Even though sophisticated archaeological research provides a clearer representation of the complexities of urban life in this sacred city, much is still unknown. Teotihuacán’s residents abandoned the city by the sixth century. Archaeological evidence shows that Teotihuacán suffered widespread destruction. Manzanilla suggests that the intermediate elite class revolted against the ruling elites, which unraveled the city’s sociopolitical organization and caused its eventual downfall. By the time Europeans arrived in Mexico, the city had been abandoned for almost a millennium and had been named Teotihuacán — meaning “the place where gods were born” — by the Aztecs.
Nowadays, the archaeological site of Teotihuacán draws tens of thousands of tourists and teams of domestic and international archaeologists every year. To date, the remains of ruling elites have not been identified, and much of the city is still unstudied. However, the decades of archaeological fieldwork and scientific analysis under the care of Linda Manzanilla speak to the vibrancy and vitality of this once-flourishing multiethnic metropolis.
Linda R. Manzanilla is a professor at the Institute of Anthropological Research of the Universidad Nacional Autónoma de México (UNAM) and a member of El Colegio Nacional. She spoke for CLAS on April 15, 2015.
This talk inaugurated a new partnership between CLAS and the Mexican Museum in San Francisco.

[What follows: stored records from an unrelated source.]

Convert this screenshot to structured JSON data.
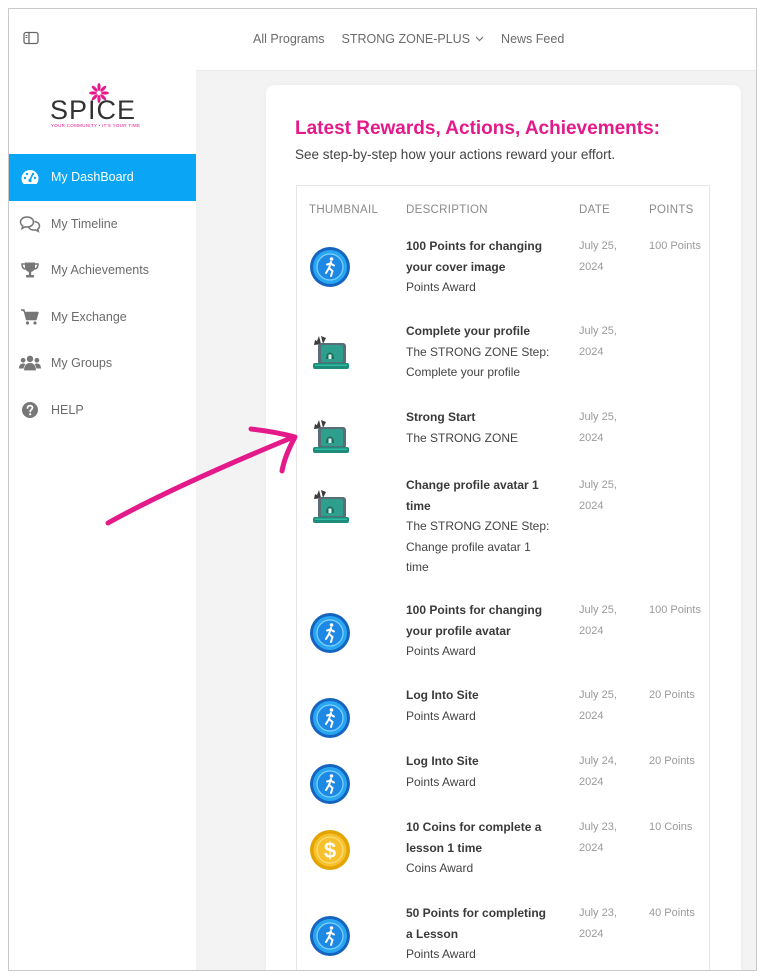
{
  "logo": {
    "text": "SPICE",
    "tagline": "YOUR COMMUNITY • IT'S YOUR TIME"
  },
  "sidebar": {
    "items": [
      {
        "label": "My DashBoard",
        "icon": "dashboard-icon",
        "active": true
      },
      {
        "label": "My Timeline",
        "icon": "chat-bubbles-icon",
        "active": false
      },
      {
        "label": "My Achievements",
        "icon": "trophy-icon",
        "active": false
      },
      {
        "label": "My Exchange",
        "icon": "cart-icon",
        "active": false
      },
      {
        "label": "My Groups",
        "icon": "group-icon",
        "active": false
      },
      {
        "label": "HELP",
        "icon": "question-icon",
        "active": false
      }
    ]
  },
  "topnav": {
    "items": [
      "All Programs",
      "STRONG ZONE-PLUS",
      "News Feed"
    ]
  },
  "main": {
    "title": "Latest Rewards, Actions, Achievements:",
    "subtitle": "See step-by-step how your actions reward your effort.",
    "columns": [
      "THUMBNAIL",
      "DESCRIPTION",
      "DATE",
      "POINTS"
    ],
    "rows": [
      {
        "thumb": "points-badge-icon",
        "title": "100 Points for changing your cover image",
        "subtitle": "Points Award",
        "date": "July 25, 2024",
        "points": "100 Points"
      },
      {
        "thumb": "achievement-chest-icon",
        "title": "Complete your profile",
        "subtitle": "The STRONG ZONE Step: Complete your profile",
        "date": "July 25, 2024",
        "points": ""
      },
      {
        "thumb": "achievement-chest-icon",
        "title": "Strong Start",
        "subtitle": "The STRONG ZONE",
        "date": "July 25, 2024",
        "points": ""
      },
      {
        "thumb": "achievement-chest-icon",
        "title": "Change profile avatar 1 time",
        "subtitle": "The STRONG ZONE Step: Change profile avatar 1 time",
        "date": "July 25, 2024",
        "points": ""
      },
      {
        "thumb": "points-badge-icon",
        "title": "100 Points for changing your profile avatar",
        "subtitle": "Points Award",
        "date": "July 25, 2024",
        "points": "100 Points"
      },
      {
        "thumb": "points-badge-icon",
        "title": "Log Into Site",
        "subtitle": "Points Award",
        "date": "July 25, 2024",
        "points": "20 Points"
      },
      {
        "thumb": "points-badge-icon",
        "title": "Log Into Site",
        "subtitle": "Points Award",
        "date": "July 24, 2024",
        "points": "20 Points"
      },
      {
        "thumb": "coin-icon",
        "title": "10 Coins for complete a lesson 1 time",
        "subtitle": "Coins Award",
        "date": "July 23, 2024",
        "points": "10 Coins"
      },
      {
        "thumb": "points-badge-icon",
        "title": "50 Points for completing a Lesson",
        "subtitle": "Points Award",
        "date": "July 23, 2024",
        "points": "40 Points"
      }
    ]
  },
  "colors": {
    "accent": "#0aa5f5",
    "heading": "#e4198a",
    "arrow": "#e4198a"
  }
}
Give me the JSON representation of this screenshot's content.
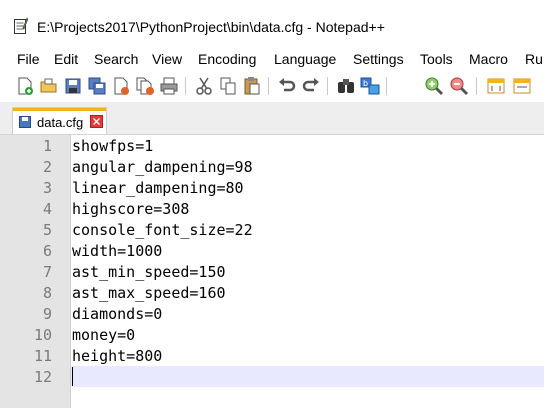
{
  "window": {
    "title": "E:\\Projects2017\\PythonProject\\bin\\data.cfg - Notepad++"
  },
  "menu": [
    {
      "label": "File"
    },
    {
      "label": "Edit"
    },
    {
      "label": "Search"
    },
    {
      "label": "View"
    },
    {
      "label": "Encoding"
    },
    {
      "label": "Language"
    },
    {
      "label": "Settings"
    },
    {
      "label": "Tools"
    },
    {
      "label": "Macro"
    },
    {
      "label": "Ru"
    }
  ],
  "toolbar": {
    "buttons": [
      "new-file-icon",
      "open-file-icon",
      "save-icon",
      "save-all-icon",
      "close-icon",
      "close-all-icon",
      "print-icon",
      "cut-icon",
      "copy-icon",
      "paste-icon",
      "undo-icon",
      "redo-icon",
      "find-icon",
      "replace-icon",
      "zoom-in-icon",
      "zoom-out-icon",
      "sync-vertical-icon",
      "sync-horizontal-icon"
    ]
  },
  "tabs": [
    {
      "label": "data.cfg",
      "active": true
    }
  ],
  "editor": {
    "lines": [
      {
        "num": "1",
        "text": "showfps=1"
      },
      {
        "num": "2",
        "text": "angular_dampening=98"
      },
      {
        "num": "3",
        "text": "linear_dampening=80"
      },
      {
        "num": "4",
        "text": "highscore=308"
      },
      {
        "num": "5",
        "text": "console_font_size=22"
      },
      {
        "num": "6",
        "text": "width=1000"
      },
      {
        "num": "7",
        "text": "ast_min_speed=150"
      },
      {
        "num": "8",
        "text": "ast_max_speed=160"
      },
      {
        "num": "9",
        "text": "diamonds=0"
      },
      {
        "num": "10",
        "text": "money=0"
      },
      {
        "num": "11",
        "text": "height=800"
      },
      {
        "num": "12",
        "text": ""
      }
    ],
    "current_line": "12"
  },
  "colors": {
    "tab_accent": "#f4b31d",
    "current_line_bg": "#e8e8ff",
    "gutter_bg": "#e4e4e4"
  }
}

Mario Alberto Castillo is a graduate student in the Department of Anthropology at UC Berkeley.